I love the new canopy cover. It provides more protection for the driver than just a pane of glass, and it looks like an industrial Mad Max horrorshow. The cannon itself is also pretty intimidating. Not only does it provide more protection for the gunner than the regular HISS dual cannons, but the concept of a tank rolling around spraying some chemical and/or biological warfare agents is horrifying.
Much like the original HISS, the cannon does get droopy over time. Mine will only hold about two positions– completely limp or angled to the sky. I can sometimes get it to sit in a more natural position, but I can never count on it.
As mentioned, the battle damage is now permanent and the stickers are shoddy, too. But those are really the only negatives.
It retains all of the functionality of the original HISS, but changes up the colors and some of the hardware. And the best part of it all? Hasbro did it just to make you (yes, you, specifically) mad. They ruined a classic on purpose. They demolished the entire GI Joe brand with this one toy and they have not since recovered from this monumental folly.

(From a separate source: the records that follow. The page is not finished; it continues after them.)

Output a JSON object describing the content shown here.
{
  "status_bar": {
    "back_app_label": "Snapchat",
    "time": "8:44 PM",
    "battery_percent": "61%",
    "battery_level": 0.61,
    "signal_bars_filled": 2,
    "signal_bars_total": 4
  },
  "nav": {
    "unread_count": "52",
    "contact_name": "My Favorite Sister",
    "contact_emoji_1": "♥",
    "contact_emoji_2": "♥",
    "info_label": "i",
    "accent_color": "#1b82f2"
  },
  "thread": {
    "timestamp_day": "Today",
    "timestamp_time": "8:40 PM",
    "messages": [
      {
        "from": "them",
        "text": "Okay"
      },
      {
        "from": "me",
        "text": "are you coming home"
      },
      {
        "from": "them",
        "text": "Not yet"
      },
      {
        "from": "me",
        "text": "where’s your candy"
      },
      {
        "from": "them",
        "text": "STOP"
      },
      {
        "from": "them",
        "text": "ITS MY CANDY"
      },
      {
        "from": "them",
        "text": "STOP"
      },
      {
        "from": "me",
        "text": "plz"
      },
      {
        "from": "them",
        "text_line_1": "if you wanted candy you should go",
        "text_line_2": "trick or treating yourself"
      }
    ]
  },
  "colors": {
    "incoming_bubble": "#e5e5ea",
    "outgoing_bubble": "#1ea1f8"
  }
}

As for me, I love the aggressively bright colors and weirdo weapon. I’m glad I finally own this vehicle. I would have loved it as a kid and I love it now.
If it doesn’t suit you, you can ignore it and buy your 400th 83 HISS to put in a boring, sterile line in an expensive glass cabinet. But if you can’t just enjoy the toys you love and ignore the the toys you dislike, then you’ll greatly appreciate this next little photo gallery.
I did it all for you.
1991 GI Joe Septic Tank – Closing Thoughts
Thanks for joining me for this little gallery and review! If anything I wrote offended you personally, I suggest you close your eyes, take a deep breath, and count to Original 13. You’ll be fine.
Also, thanks to all of you friends and regular readers for bearing with me. I needed a week off. I feel like I’m still a little burned out and my head is not entirely in the game, but I’m hoping to push through it– that’s why I did something quick and easy.
So, let’s keep things light and fun. What’s your least favorite version of the HISS Tank? Which GI Joe vehicles do you hate irrationally? Let me know in the comments!